blessed in reading these pages." "The reader will find himself

Tbt Christian Guardian. carried along by both his arguments

" The volume is a valuable one in "" his fervor." Tbt Lutheran

hs contents, and written in a style Observer.

that is virile, convincing and inspir- "Personal conviction of the

ing." The Standard. presence of a living Christ may be

"Biblical, argumentative and de- strengthened by this book." T*

votional."-L./<rarr World. Congrtgattonalnt.

" A unique treatment of the sub- " Jh volume is sure to do great

jectoftheResurrection."-C*n'/M Kxl by turning the thoughts of

Union Herald. m "y ., to ' hls K r at B " d Klorious

u 1.1-1. r D. truth. - tf etlem Recorder.

"All will be thankful to Dr. Paton

for his systematic and helpful presen- "A valuable study of the Hesi-
tation of the subject. " - Pittiburg rection ;~C*ru/r Work and
Christian Advocate. Evangelut.

" Clear, analytical and spiritually Time spent la reading this book

stimulating." Tbt Watchman. w ui be a profitable investment."

"Earnest, devout and spiritual." Maryland Christian Endeavor.

Christian Intelligencer. " The reader will be surprised and

"A clear-cut statement of the greatly stirred and quickened by th

Scriptural basis for a belief in the accumulating testimony to the his-

Resurrection."- Auburn Seminary torical fact and its vast importance.

Review At the close, he will, with the author,

__., v.-j bow his heart and worship and obey

Scholarship and devotion go hand ^ rf$en Jnd , orifitd 5^ of M . n /'

in hand in this book/'-TA* Living _ Ctnlrat I'relbyterian.
Church.

AMERICAN TRACT SOCIETY, NEW YORK



BY LEAPS AND BOUNDS

New Te s t am e n t
with Notes $LOO

POCKET EDITION

'Printed on fine, thin paper, bound in leather, divinity
circuit, red under gold edges. Size, 5%x3%x% inches.

18 MONTHS AGO we advertised that we had sold
upwards of 175,000 COPIES of the New Testament with
notes, instructions and references. 6 MONTHS AGO we
advertised that the sales of this book amounted to 185,000
COPIES. We NOW announce the book as having sold
up to 195,000 COPIES.

Surely a book of this character, with such a sale, must
have merit.
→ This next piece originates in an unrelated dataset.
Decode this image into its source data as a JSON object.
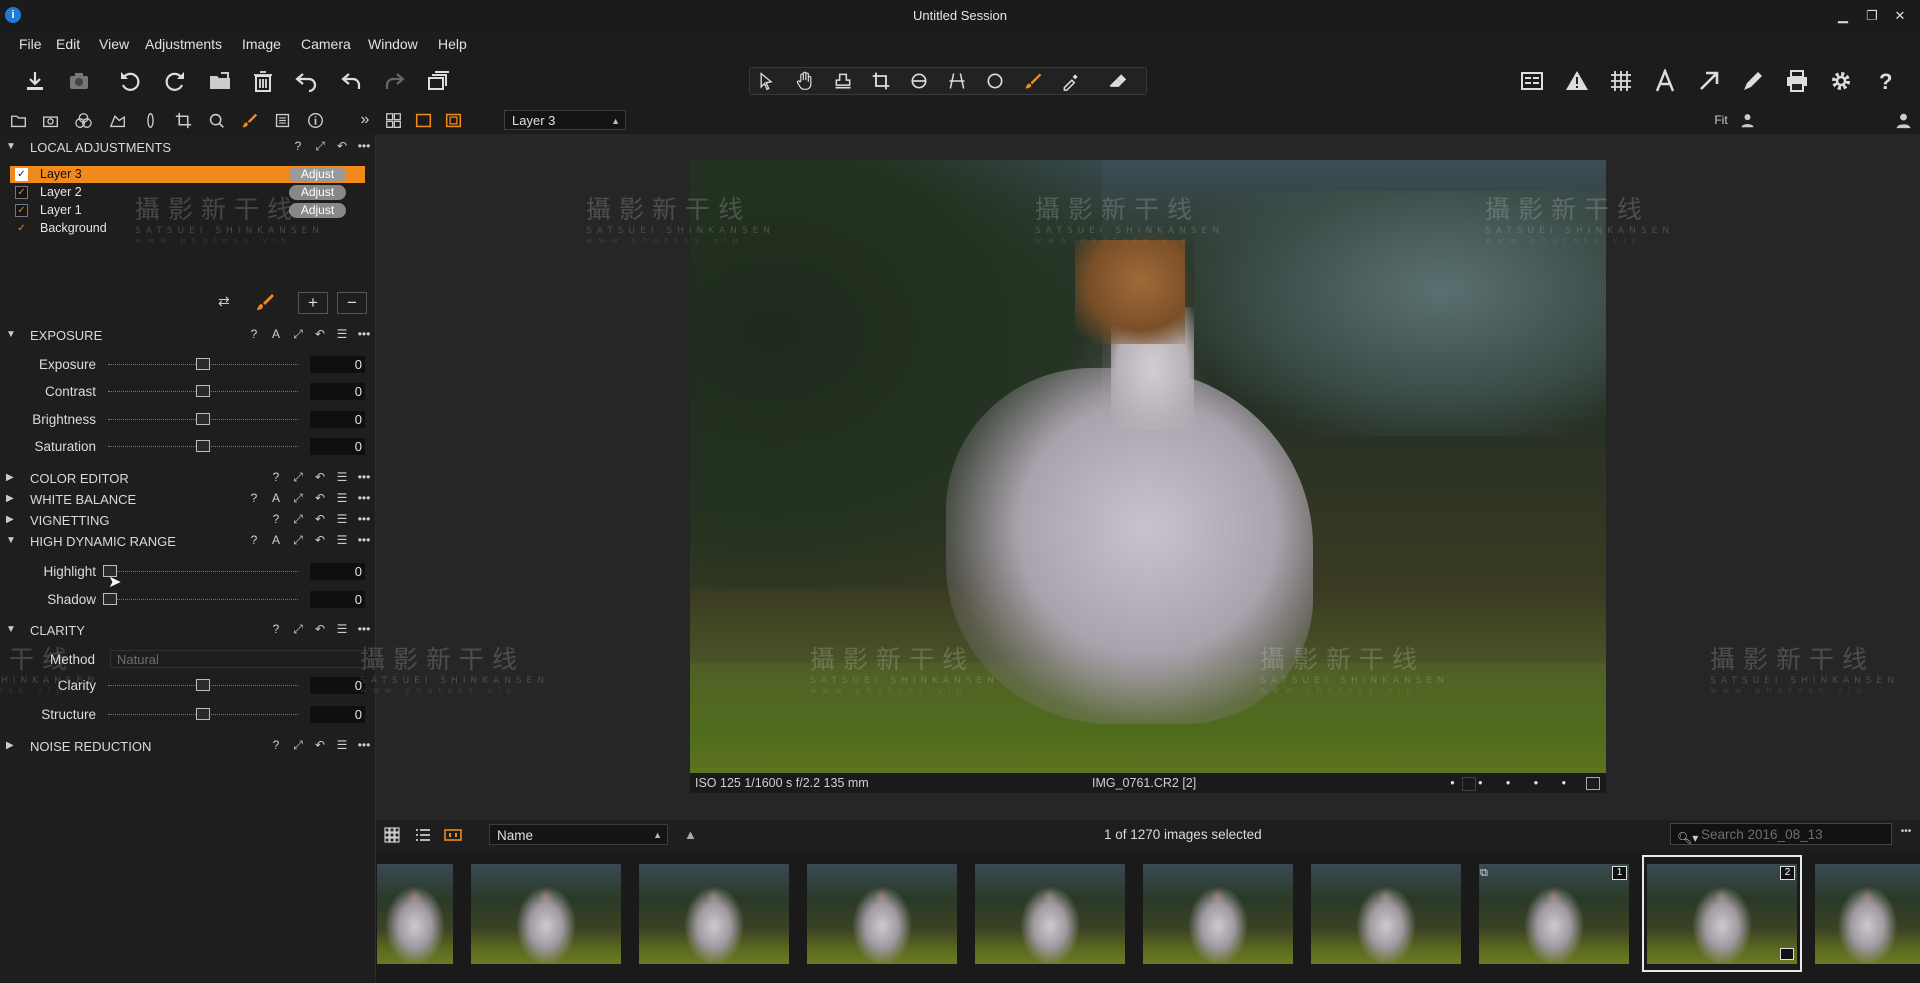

The salient feature of this work is, that on tbe same page
you have the Scripture, References and Commentary, all in
such a convenient size that it can be carried in the pocket.

Oar Aim is to Sett ONE MILLION COPIES

Send us ONE DOLLAR, for which a copy will be
sent you postpaid, and we are sure you will not only be
satisfied with your purchase, but will wonder how the book
was ever made for that amount.



AMERICAN TRACT SOCIETY

150 NASSAU STREET NEW YORK



UC SOUTHS* WGOOi IJWJ




A 000127750 8





1 2 3 4 5 6 7 8 9 10 11 12 13 14 16

Online LibraryI. T. HopkinsJudge Havisham's will → online text (page 16 of 16)